A musician, Emily employed her own talents in setting some of his poems to music.[4] She wrote the hymns Great God, who knowest each man's need [10] and O yet we trust that somehow good.[11] Emily and her son Hallam wrote a memoir of Tennyson.[9][12]

Later years and death[edit]

Over time, the degree of responsibility was so stressful that it weakened her health.[4] She longed for periods "for reading and thinking, to restore the elasticity of one's mind, now too like a bow spoilt by long bending".[4] She became an invalid[8] and was no longer able to entertain or perform managerial and secretarial duties, as she had in the past. This was in some ways a blessing to Alfred, with both of them going into retirement. She was able, though, to offer him comfort when he was upset.[4]

Alfred died in 1892.[9] He was buried at Westminster Abbey in Poets' Corner.[12] Emily Tennyson died on 10 August 1896 at Aldworth.[8][9] She is buried in All Saints' Church, Freshwater, Isle of Wight.[12]

Notes[edit]

  1. ^ Or she was born in Berkshire.[3]
  2. ^ Philip Larkin wrote of Emily Tennyson, another poet's wife: Mrs Alfred Tennyson/Answered/begging letters/admiring letters/ insulting letters/enquiring letters/ business letters/and publishers' letters./She also/looked after his clothes/saw to his food and drink/ entertained visitors/protected him from gossip and criticism/And finally/(apart from running the household)/ Brought up and educated his children./While all this was going on/Mister Alfred Tennyson sat like a baby/Doing his poetic business.[4]

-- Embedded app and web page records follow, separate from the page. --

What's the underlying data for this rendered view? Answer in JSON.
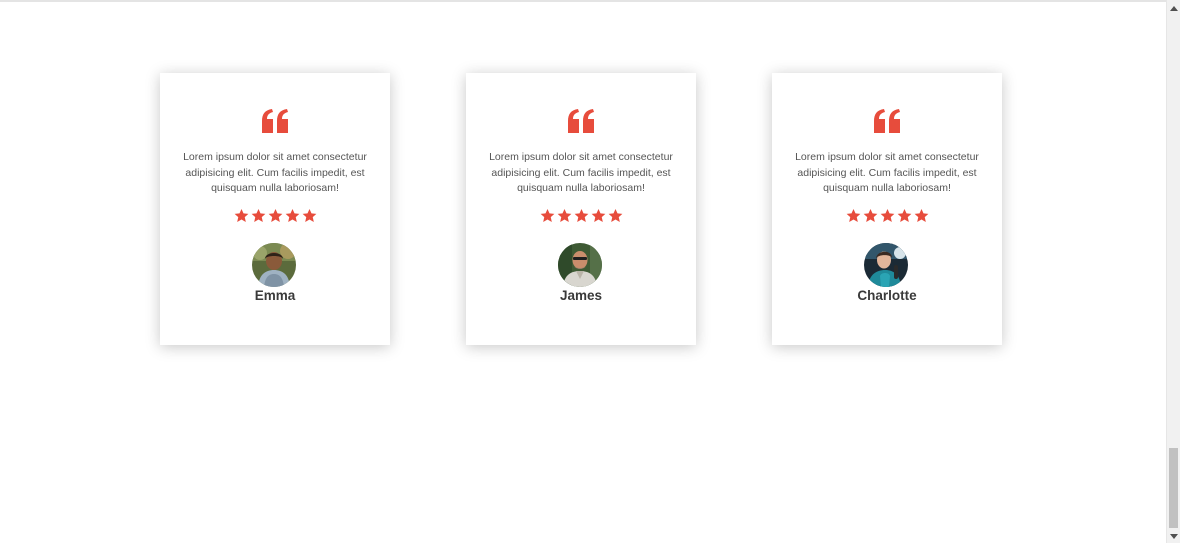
{
  "accent_color": "#e74c3c",
  "icons": {
    "quote": "quote-left-icon",
    "star": "star-icon",
    "scroll_up": "arrow-up-icon",
    "scroll_down": "arrow-down-icon"
  },
  "testimonials": [
    {
      "text": "Lorem ipsum dolor sit amet consectetur adipisicing elit. Cum facilis impedit, est quisquam nulla laboriosam!",
      "rating": 5,
      "name": "Emma"
    },
    {
      "text": "Lorem ipsum dolor sit amet consectetur adipisicing elit. Cum facilis impedit, est quisquam nulla laboriosam!",
      "rating": 5,
      "name": "James"
    },
    {
      "text": "Lorem ipsum dolor sit amet consectetur adipisicing elit. Cum facilis impedit, est quisquam nulla laboriosam!",
      "rating": 5,
      "name": "Charlotte"
    }
  ]
}
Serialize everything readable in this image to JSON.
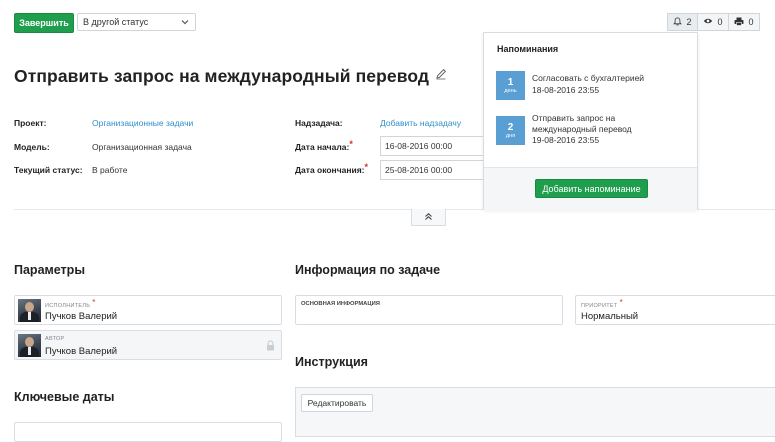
{
  "toolbar": {
    "finish_label": "Завершить",
    "status_select": "В другой статус",
    "counters": [
      {
        "icon": "bell-icon",
        "value": "2"
      },
      {
        "icon": "eye-icon",
        "value": "0"
      },
      {
        "icon": "printer-icon",
        "value": "0"
      }
    ]
  },
  "task": {
    "title": "Отправить запрос на международный перевод",
    "project_label": "Проект:",
    "project_value": "Организационные задачи",
    "model_label": "Модель:",
    "model_value": "Организационная задача",
    "status_label": "Текущий статус:",
    "status_value": "В работе",
    "parent_label": "Надзадача:",
    "parent_value": "Добавить надзадачу",
    "start_label": "Дата начала:",
    "start_value": "16-08-2016 00:00",
    "end_label": "Дата окончания:",
    "end_value": "25-08-2016 00:00",
    "required_mark": "*"
  },
  "params": {
    "heading": "Параметры",
    "assignee_label": "Исполнитель",
    "assignee_name": "Пучков Валерий",
    "author_label": "Автор",
    "author_name": "Пучков Валерий"
  },
  "key_dates": {
    "heading": "Ключевые даты"
  },
  "info": {
    "heading": "Информация по задаче",
    "main_info_label": "Основная информация",
    "priority_label": "Приоритет",
    "priority_value": "Нормальный"
  },
  "instruction": {
    "heading": "Инструкция",
    "edit_label": "Редактировать"
  },
  "reminders": {
    "title": "Напоминания",
    "items": [
      {
        "days": "1",
        "unit": "день",
        "text": "Согласовать с бухгалтерией",
        "date": "18-08-2016 23:55"
      },
      {
        "days": "2",
        "unit": "дня",
        "text_line1": "Отправить запрос на",
        "text_line2": "международный перевод",
        "date": "19-08-2016 23:55"
      }
    ],
    "add_label": "Добавить напоминание"
  },
  "colors": {
    "accent_green": "#1f9e4d",
    "link_blue": "#2f8fc9",
    "badge_blue": "#5a9fd4",
    "required_red": "#d9302c"
  }
}
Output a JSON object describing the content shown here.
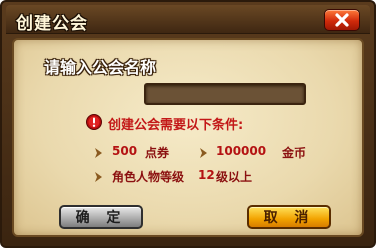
{
  "dialog": {
    "title": "创建公会",
    "close_icon": "close-icon"
  },
  "form": {
    "prompt": "请输入公会名称",
    "name_value": "",
    "name_placeholder": ""
  },
  "conditions": {
    "title": "创建公会需要以下条件:",
    "cost_amount_1": "500",
    "cost_unit_1": "点券",
    "cost_amount_2": "100000",
    "cost_unit_2": "金币",
    "level_text_prefix": "角色人物等级",
    "level_value": "12",
    "level_text_suffix": "级以上"
  },
  "buttons": {
    "ok_label": "确 定",
    "cancel_label": "取 消"
  },
  "colors": {
    "frame_brown": "#3a2410",
    "panel_parchment": "#ead9ad",
    "condition_red": "#c31818",
    "cancel_gold": "#f2a300",
    "close_red": "#d12a0b"
  }
}
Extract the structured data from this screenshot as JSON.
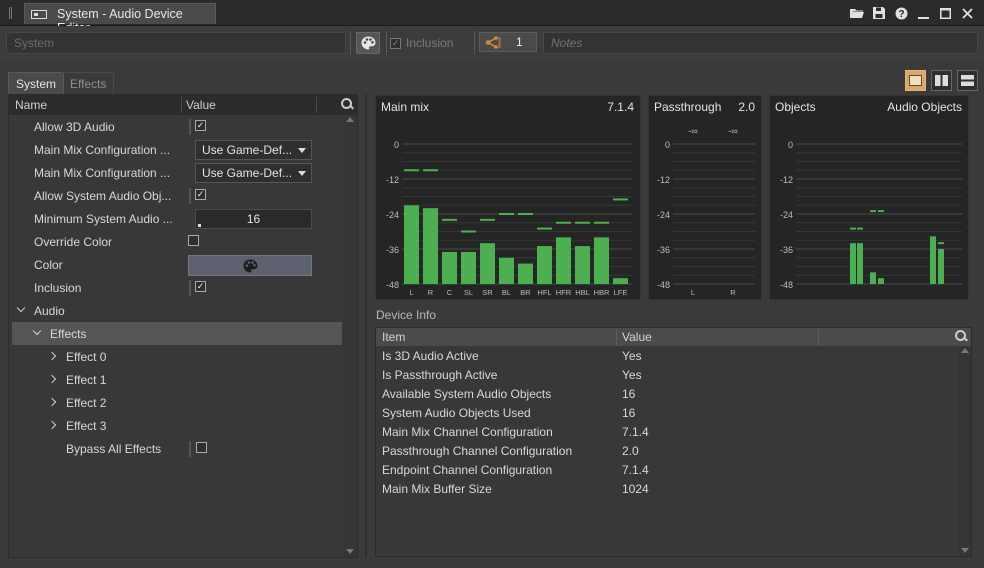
{
  "window": {
    "title": "System - Audio Device Editor"
  },
  "title_icons": [
    "folder-icon",
    "save-icon",
    "help-icon",
    "minimize-icon",
    "maximize-icon",
    "close-icon"
  ],
  "toolbar": {
    "name_value": "System",
    "inclusion_label": "Inclusion",
    "inclusion_checked": true,
    "reference_count": "1",
    "notes_placeholder": "Notes"
  },
  "tabs": [
    {
      "label": "System",
      "active": true
    },
    {
      "label": "Effects",
      "active": false
    }
  ],
  "layout_buttons": [
    "layout-single-icon",
    "layout-columns-icon",
    "layout-rows-icon"
  ],
  "props": {
    "header": {
      "name": "Name",
      "value": "Value"
    },
    "allow3d": {
      "label": "Allow 3D Audio",
      "checked": true
    },
    "mainmix1": {
      "label": "Main Mix Configuration ...",
      "value": "Use Game-Def..."
    },
    "mainmix2": {
      "label": "Main Mix Configuration ...",
      "value": "Use Game-Def..."
    },
    "allowsys": {
      "label": "Allow System Audio Obj...",
      "checked": true
    },
    "minsys": {
      "label": "Minimum System Audio ...",
      "value": "16"
    },
    "override": {
      "label": "Override Color",
      "checked": false
    },
    "color": {
      "label": "Color"
    },
    "inclusion": {
      "label": "Inclusion",
      "checked": true
    },
    "audio": {
      "label": "Audio"
    },
    "effects": {
      "label": "Effects"
    },
    "effect0": {
      "label": "Effect 0"
    },
    "effect1": {
      "label": "Effect 1"
    },
    "effect2": {
      "label": "Effect 2"
    },
    "effect3": {
      "label": "Effect 3"
    },
    "bypass": {
      "label": "Bypass All Effects",
      "checked": false
    }
  },
  "meters": {
    "main": {
      "title": "Main mix",
      "config": "7.1.4",
      "scale": [
        "0",
        "-12",
        "-24",
        "-36",
        "-48"
      ],
      "channels": [
        "L",
        "R",
        "C",
        "SL",
        "SR",
        "BL",
        "BR",
        "HFL",
        "HFR",
        "HBL",
        "HBR",
        "LFE"
      ],
      "levels": [
        -21,
        -22,
        -37,
        -37,
        -34,
        -39,
        -41,
        -35,
        -32,
        -35,
        -32,
        -46
      ],
      "peaks": [
        -9,
        -9,
        -26,
        -30,
        -26,
        -24,
        -24,
        -29,
        -27,
        -27,
        -27,
        -19
      ]
    },
    "pass": {
      "title": "Passthrough",
      "config": "2.0",
      "scale": [
        "0",
        "-12",
        "-24",
        "-36",
        "-48"
      ],
      "channels": [
        "L",
        "R"
      ],
      "readouts": [
        "-∞",
        "-∞"
      ]
    },
    "objects": {
      "title": "Objects",
      "config": "Audio Objects",
      "scale": [
        "0",
        "-12",
        "-24",
        "-36",
        "-48"
      ],
      "levels": [
        -34,
        -34,
        -44,
        -46,
        -32,
        -36
      ],
      "peaks": [
        -29,
        -29,
        -23,
        -23,
        -32,
        -34
      ]
    }
  },
  "device_info": {
    "label": "Device Info",
    "header": {
      "item": "Item",
      "value": "Value"
    },
    "rows": [
      {
        "item": "Is 3D Audio Active",
        "value": "Yes"
      },
      {
        "item": "Is Passthrough Active",
        "value": "Yes"
      },
      {
        "item": "Available System Audio Objects",
        "value": "16"
      },
      {
        "item": "System Audio Objects Used",
        "value": "16"
      },
      {
        "item": "Main Mix Channel Configuration",
        "value": "7.1.4"
      },
      {
        "item": "Passthrough Channel Configuration",
        "value": "2.0"
      },
      {
        "item": "Endpoint Channel Configuration",
        "value": "7.1.4"
      },
      {
        "item": "Main Mix Buffer Size",
        "value": "1024"
      }
    ]
  },
  "colors": {
    "meter_green": "#4caf50",
    "accent": "#d9a86a",
    "selection": "#555555"
  }
}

References[edit]

  1. ^ a b Elliott, Ray (July 2001). St Mary's Horncastle - a church tour. The Parochial Church Council of the Ecclesiastical Parish of St Mary's, Horncastle.
  2. ^ a b "Tennyson [née Sellwood], Emily Sarah, Lady Tennyson". Oxford Dictionary of National Biography. 2004. pp. 147–149.
  3. ^ a b c d e f Hills, William Henry; Luce, Robert (1896). The Writer: A Monthly Magazine for Literary Workers. Writer Publishing Company. p. 125.
  4. ^ a b c d e f g h i j k l m Viney, Ethna (12 October 1986). "Wife story". The Irish Times. Retrieved 18 March 2020.
  5. ^ a b Lodge, Edmund (1890). The Peerage and Baronetage of the British Empire as at Present Existing. Hurst and Blackett, limited. p. 595.
  6. ^ a b c d e f g "Emily Tennyson". Tennyson's Celebrity Circle - Poet Laureate Alfred Lord Tennyson - University of Portsmouth. 8 November 2011. Retrieved 17 March 2020.
  7. ^ a b "Emily, Lady Tennyson". History Today. Retrieved 18 March 2020.
  8. ^ a b c "Obituary for Lady Emily Tennyson". The Boston Globe. 11 August 1896. p. 7. Retrieved 18 March 2020.
  9. ^ a b c d "Lady Tennyson". Royal Academy of Arts. Retrieved 17 March 2020.
  10. ^ "Great God, who knowest each man's need". Hymnary. Retrieved 17 March 2020.
  11. ^ "O yet we trust that somehow good". Hymnary. Retrieved 17 March 2020.
  12. ^ a b c Toms, Jan (26 April 2011). Little Book of the Isle of Wight. The History Press. pp. PT36. ISBN 978-0-7509-5396-2.

Further reading[edit]

External links[edit]